As a professional photographer I get asked this question all the time. Customers regularly have relatives or friends that offer to take their photographs for them, and it’s very tempting to try and save some of the budget this way. After all it’s a big cost, and it can’t be that hard to take a few photographs can it?
Actually, unfortunately it can. Wedding days go by really quickly. And there are a lot of moments that need to be captured. And they need to be captured quickly, and perfectly. You can’t very well ask the vicar to repeat a bit when you’ve missed it.
But why do we actually charge so much? Well basically it’s mostly down to running costs. Each of the cameras we use cost upwards of £1000. If you image that we may need to bring several of these with us to cover different shooting situations (such as low light or bright sunshine) and also 1 or 2 to act as back-ups in case of camera failure. On top of that, there would be maybe 4-5 different lenses, 2-3 flash lights, 2 light meters, several specialist umbrellas, plus reflectors, studio lights, and various other pieces of equipment, this already makes the start out cost quite high. The cameras don’t usually last too long when taking so many shots at a time and so unfortunately have to be regularly replaced. Add in professional insurance, website running costs, and advertising or marketing, and you can see where the costs are going. It’s a really high maintenance business.
From the original perspective, it’s also an enormous amount of pressure to put on someone that hasn’t done the job before. Most people can take a good photograph on a normal day in good conditions. But weddings aren’t like that. The weather isn’t always perfect, and things don’t always run to plan. Photographing a wedding means taking hundreds of good photographs, one after the other, without pausing and without delay. There is no going back and retaking images - it's a once only job. There’s also the problem of equipment failure. What happens if the memory card fails? Or the camera battery dies? Professionals are trained to be prepared for these eventualities and often many others that you may not have thought of – such as carrying around studio lights with them in case the weather is bad and the group photos have to be taken inside the venue, or even carrying confetti in case the guests haven’t bought any with them.
So, if the worst did happen and the images did fail to come out after you asked your friend or relative to take them, how would you feel? And possibly worse, how would they feel? Would it ruin your relationship?

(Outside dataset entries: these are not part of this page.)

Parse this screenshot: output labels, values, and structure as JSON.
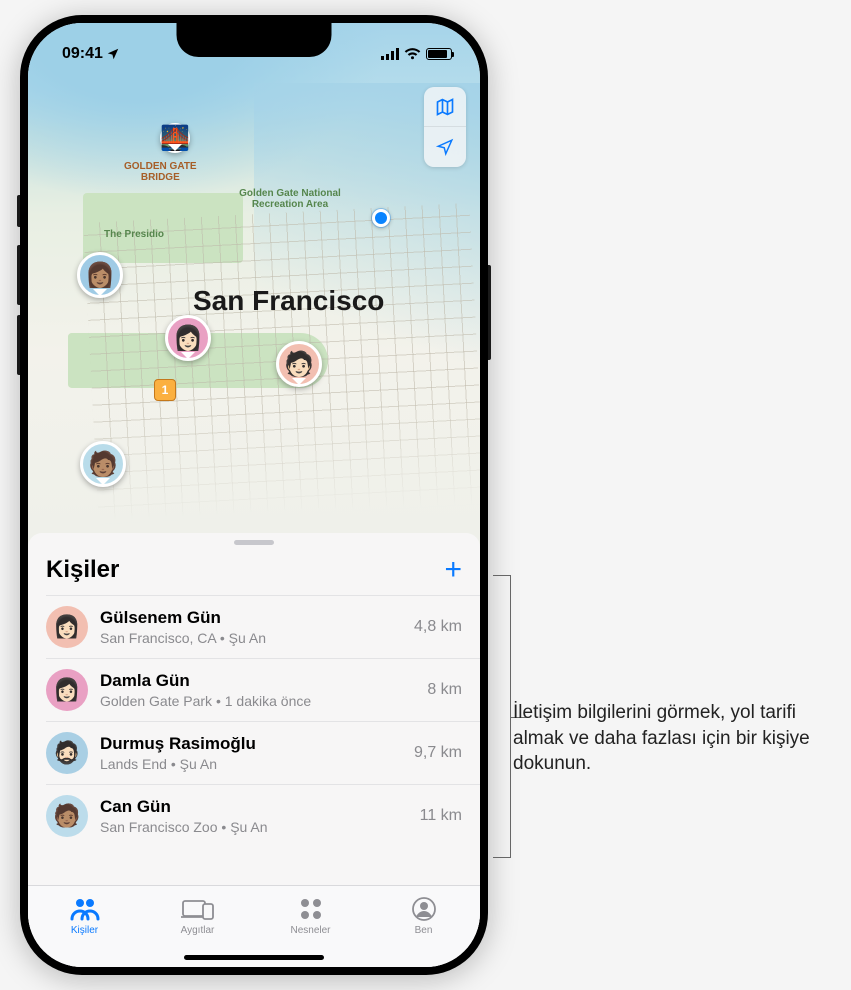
{
  "status": {
    "time": "09:41",
    "location_arrow": "▸"
  },
  "map": {
    "city_label": "San Francisco",
    "poi": {
      "golden_gate_bridge": "GOLDEN GATE\nBRIDGE",
      "ggnra": "Golden Gate National Recreation Area",
      "presidio": "The Presidio",
      "route1": "1"
    },
    "pins": [
      {
        "id": "bridge",
        "color": "#d5483f"
      },
      {
        "id": "person-a",
        "color": "#9fcbe5"
      },
      {
        "id": "person-b",
        "color": "#e9a0c3"
      },
      {
        "id": "person-c",
        "color": "#f2bfb1"
      },
      {
        "id": "person-d",
        "color": "#b9dcea"
      }
    ]
  },
  "sheet": {
    "title": "Kişiler",
    "add_symbol": "+"
  },
  "people": [
    {
      "name": "Gülsenem Gün",
      "location": "San Francisco, CA",
      "sep": " • ",
      "time": "Şu An",
      "distance": "4,8 km",
      "avatar_bg": "#f2bfb1"
    },
    {
      "name": "Damla Gün",
      "location": "Golden Gate Park",
      "sep": " • ",
      "time": "1 dakika önce",
      "distance": "8 km",
      "avatar_bg": "#e9a0c3"
    },
    {
      "name": "Durmuş Rasimoğlu",
      "location": "Lands End",
      "sep": " • ",
      "time": "Şu An",
      "distance": "9,7 km",
      "avatar_bg": "#a9cfe4"
    },
    {
      "name": "Can Gün",
      "location": "San Francisco Zoo",
      "sep": " • ",
      "time": "Şu An",
      "distance": "11 km",
      "avatar_bg": "#bcdceb"
    }
  ],
  "tabs": {
    "people": "Kişiler",
    "devices": "Aygıtlar",
    "items": "Nesneler",
    "me": "Ben"
  },
  "callout": {
    "text": "İletişim bilgilerini görmek, yol tarifi almak ve daha fazlası için bir kişiye dokunun."
  }
}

It's such a huge responsibility for someone to take on so you need to be absolutely sure.
Good photography is about more than just having a decent camera and an eye for a good shot - it's about knowing how a wedding day will run and the little intricacies of the day that can affect your plans. For example how the church service will run; when the Vicar will ask if anyone has any objections; knowing exactly when the rings will be exchanged or the first kiss; how to deal with difficult weather or really bad lighting; where the buttonhole goes and which button gets left undone on the waistcoat; even what time the Vicar will ask you to be in the church. A professional photographer will be able to do and know all of these things and much, much more - because that is what they are paid to do. They may sound like little details but they make a huge difference on the day.